» **Assignment**
Reproduce the whole listing, keeping each line as it is.

» **Supplied data**
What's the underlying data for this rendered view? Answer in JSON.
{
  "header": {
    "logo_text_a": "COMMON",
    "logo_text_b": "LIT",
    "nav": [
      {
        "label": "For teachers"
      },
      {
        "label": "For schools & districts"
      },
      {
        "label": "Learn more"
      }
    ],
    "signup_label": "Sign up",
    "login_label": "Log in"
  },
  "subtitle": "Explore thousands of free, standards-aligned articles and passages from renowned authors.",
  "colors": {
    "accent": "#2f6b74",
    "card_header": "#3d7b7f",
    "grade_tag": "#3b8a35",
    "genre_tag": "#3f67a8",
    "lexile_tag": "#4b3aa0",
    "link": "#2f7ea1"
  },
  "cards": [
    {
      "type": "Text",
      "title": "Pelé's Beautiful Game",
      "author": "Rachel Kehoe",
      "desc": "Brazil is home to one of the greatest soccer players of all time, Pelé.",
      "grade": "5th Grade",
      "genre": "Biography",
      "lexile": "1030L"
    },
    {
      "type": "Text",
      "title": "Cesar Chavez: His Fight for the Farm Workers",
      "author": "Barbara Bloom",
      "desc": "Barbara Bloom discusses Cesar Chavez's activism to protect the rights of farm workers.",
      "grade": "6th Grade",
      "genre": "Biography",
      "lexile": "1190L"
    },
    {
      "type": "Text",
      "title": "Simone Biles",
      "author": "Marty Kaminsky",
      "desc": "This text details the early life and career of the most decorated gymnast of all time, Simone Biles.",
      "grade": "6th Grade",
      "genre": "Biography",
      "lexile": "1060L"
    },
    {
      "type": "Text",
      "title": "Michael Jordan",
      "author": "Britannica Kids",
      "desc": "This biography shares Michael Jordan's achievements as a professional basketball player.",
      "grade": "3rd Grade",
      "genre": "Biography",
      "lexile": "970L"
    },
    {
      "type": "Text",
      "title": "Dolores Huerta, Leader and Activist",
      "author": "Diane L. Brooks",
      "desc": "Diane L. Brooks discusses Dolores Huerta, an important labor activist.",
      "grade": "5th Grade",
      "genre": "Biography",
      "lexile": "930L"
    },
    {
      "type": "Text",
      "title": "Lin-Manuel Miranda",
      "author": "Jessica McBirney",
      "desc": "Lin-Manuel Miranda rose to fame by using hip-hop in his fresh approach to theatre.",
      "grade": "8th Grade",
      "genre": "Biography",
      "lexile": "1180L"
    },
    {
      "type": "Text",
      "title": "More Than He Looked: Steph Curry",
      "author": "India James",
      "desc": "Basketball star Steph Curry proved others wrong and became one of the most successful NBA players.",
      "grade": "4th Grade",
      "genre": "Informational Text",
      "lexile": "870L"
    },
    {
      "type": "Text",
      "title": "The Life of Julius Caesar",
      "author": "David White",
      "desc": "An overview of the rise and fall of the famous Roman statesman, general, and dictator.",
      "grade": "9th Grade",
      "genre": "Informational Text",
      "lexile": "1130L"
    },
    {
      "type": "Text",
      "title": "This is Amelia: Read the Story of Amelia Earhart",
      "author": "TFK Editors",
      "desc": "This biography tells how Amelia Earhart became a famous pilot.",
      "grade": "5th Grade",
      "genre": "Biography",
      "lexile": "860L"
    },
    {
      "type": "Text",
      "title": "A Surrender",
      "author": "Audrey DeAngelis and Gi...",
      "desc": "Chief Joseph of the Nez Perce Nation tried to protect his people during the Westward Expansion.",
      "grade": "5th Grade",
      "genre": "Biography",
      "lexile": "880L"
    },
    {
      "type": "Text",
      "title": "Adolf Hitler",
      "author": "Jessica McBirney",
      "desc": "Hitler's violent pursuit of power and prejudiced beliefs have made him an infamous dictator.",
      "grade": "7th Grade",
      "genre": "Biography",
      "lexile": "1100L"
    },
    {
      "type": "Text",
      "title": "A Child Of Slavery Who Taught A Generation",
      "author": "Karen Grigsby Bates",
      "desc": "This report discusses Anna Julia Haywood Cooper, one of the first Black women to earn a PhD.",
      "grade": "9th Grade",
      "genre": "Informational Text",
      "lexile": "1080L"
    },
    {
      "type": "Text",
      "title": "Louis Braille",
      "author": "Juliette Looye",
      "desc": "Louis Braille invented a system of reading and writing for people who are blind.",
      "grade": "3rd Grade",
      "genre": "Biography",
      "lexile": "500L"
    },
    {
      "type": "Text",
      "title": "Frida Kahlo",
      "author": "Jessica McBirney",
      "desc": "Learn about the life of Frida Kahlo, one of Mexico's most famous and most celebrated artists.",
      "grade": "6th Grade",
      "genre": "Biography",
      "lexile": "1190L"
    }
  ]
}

» **Answer to this task**
What's the underlying data for this rendered view? Answer in JSON.
{
  "header": {
    "logo_text_a": "COMMON",
    "logo_text_b": "LIT",
    "nav": [
      {
        "label": "For teachers"
      },
      {
        "label": "For schools & districts"
      },
      {
        "label": "Learn more"
      }
    ],
    "signup_label": "Sign up",
    "login_label": "Log in"
  },
  "subtitle": "Explore thousands of free, standards-aligned articles and passages from renowned authors.",
  "colors": {
    "accent": "#2f6b74",
    "card_header": "#3d7b7f",
    "grade_tag": "#3b8a35",
    "genre_tag": "#3f67a8",
    "lexile_tag": "#4b3aa0",
    "link": "#2f7ea1"
  },
  "cards": [
    {
      "type": "Text",
      "title": "Pelé's Beautiful Game",
      "author": "Rachel Kehoe",
      "desc": "Brazil is home to one of the greatest soccer players of all time, Pelé.",
      "grade": "5th Grade",
      "genre": "Biography",
      "lexile": "1030L"
    },
    {
      "type": "Text",
      "title": "Cesar Chavez: His Fight for the Farm Workers",
      "author": "Barbara Bloom",
      "desc": "Barbara Bloom discusses Cesar Chavez's activism to protect the rights of farm workers.",
      "grade": "6th Grade",
      "genre": "Biography",
      "lexile": "1190L"
    },
    {
      "type": "Text",
      "title": "Simone Biles",
      "author": "Marty Kaminsky",
      "desc": "This text details the early life and career of the most decorated gymnast of all time, Simone Biles.",
      "grade": "6th Grade",
      "genre": "Biography",
      "lexile": "1060L"
    },
    {
      "type": "Text",
      "title": "Michael Jordan",
      "author": "Britannica Kids",
      "desc": "This biography shares Michael Jordan's achievements as a professional basketball player.",
      "grade": "3rd Grade",
      "genre": "Biography",
      "lexile": "970L"
    },
    {
      "type": "Text",
      "title": "Dolores Huerta, Leader and Activist",
      "author": "Diane L. Brooks",
      "desc": "Diane L. Brooks discusses Dolores Huerta, an important labor activist.",
      "grade": "5th Grade",
      "genre": "Biography",
      "lexile": "930L"
    },
    {
      "type": "Text",
      "title": "Lin-Manuel Miranda",
      "author": "Jessica McBirney",
      "desc": "Lin-Manuel Miranda rose to fame by using hip-hop in his fresh approach to theatre.",
      "grade": "8th Grade",
      "genre": "Biography",
      "lexile": "1180L"
    },
    {
      "type": "Text",
      "title": "More Than He Looked: Steph Curry",
      "author": "India James",
      "desc": "Basketball star Steph Curry proved others wrong and became one of the most successful NBA players.",
      "grade": "4th Grade",
      "genre": "Informational Text",
      "lexile": "870L"
    },
    {
      "type": "Text",
      "title": "The Life of Julius Caesar",
      "author": "David White",
      "desc": "An overview of the rise and fall of the famous Roman statesman, general, and dictator.",
      "grade": "9th Grade",
      "genre": "Informational Text",
      "lexile": "1130L"
    },
    {
      "type": "Text",
      "title": "This is Amelia: Read the Story of Amelia Earhart",
      "author": "TFK Editors",
      "desc": "This biography tells how Amelia Earhart became a famous pilot.",
      "grade": "5th Grade",
      "genre": "Biography",
      "lexile": "860L"
    },
    {
      "type": "Text",
      "title": "A Surrender",
      "author": "Audrey DeAngelis and Gi...",
      "desc": "Chief Joseph of the Nez Perce Nation tried to protect his people during the Westward Expansion.",
      "grade": "5th Grade",
      "genre": "Biography",
      "lexile": "880L"
    },
    {
      "type": "Text",
      "title": "Adolf Hitler",
      "author": "Jessica McBirney",
      "desc": "Hitler's violent pursuit of power and prejudiced beliefs have made him an infamous dictator.",
      "grade": "7th Grade",
      "genre": "Biography",
      "lexile": "1100L"
    },
    {
      "type": "Text",
      "title": "A Child Of Slavery Who Taught A Generation",
      "author": "Karen Grigsby Bates",
      "desc": "This report discusses Anna Julia Haywood Cooper, one of the first Black women to earn a PhD.",
      "grade": "9th Grade",
      "genre": "Informational Text",
      "lexile": "1080L"
    },
    {
      "type": "Text",
      "title": "Louis Braille",
      "author": "Juliette Looye",
      "desc": "Louis Braille invented a system of reading and writing for people who are blind.",
      "grade": "3rd Grade",
      "genre": "Biography",
      "lexile": "500L"
    },
    {
      "type": "Text",
      "title": "Frida Kahlo",
      "author": "Jessica McBirney",
      "desc": "Learn about the life of Frida Kahlo, one of Mexico's most famous and most celebrated artists.",
      "grade": "6th Grade",
      "genre": "Biography",
      "lexile": "1190L"
    }
  ]
}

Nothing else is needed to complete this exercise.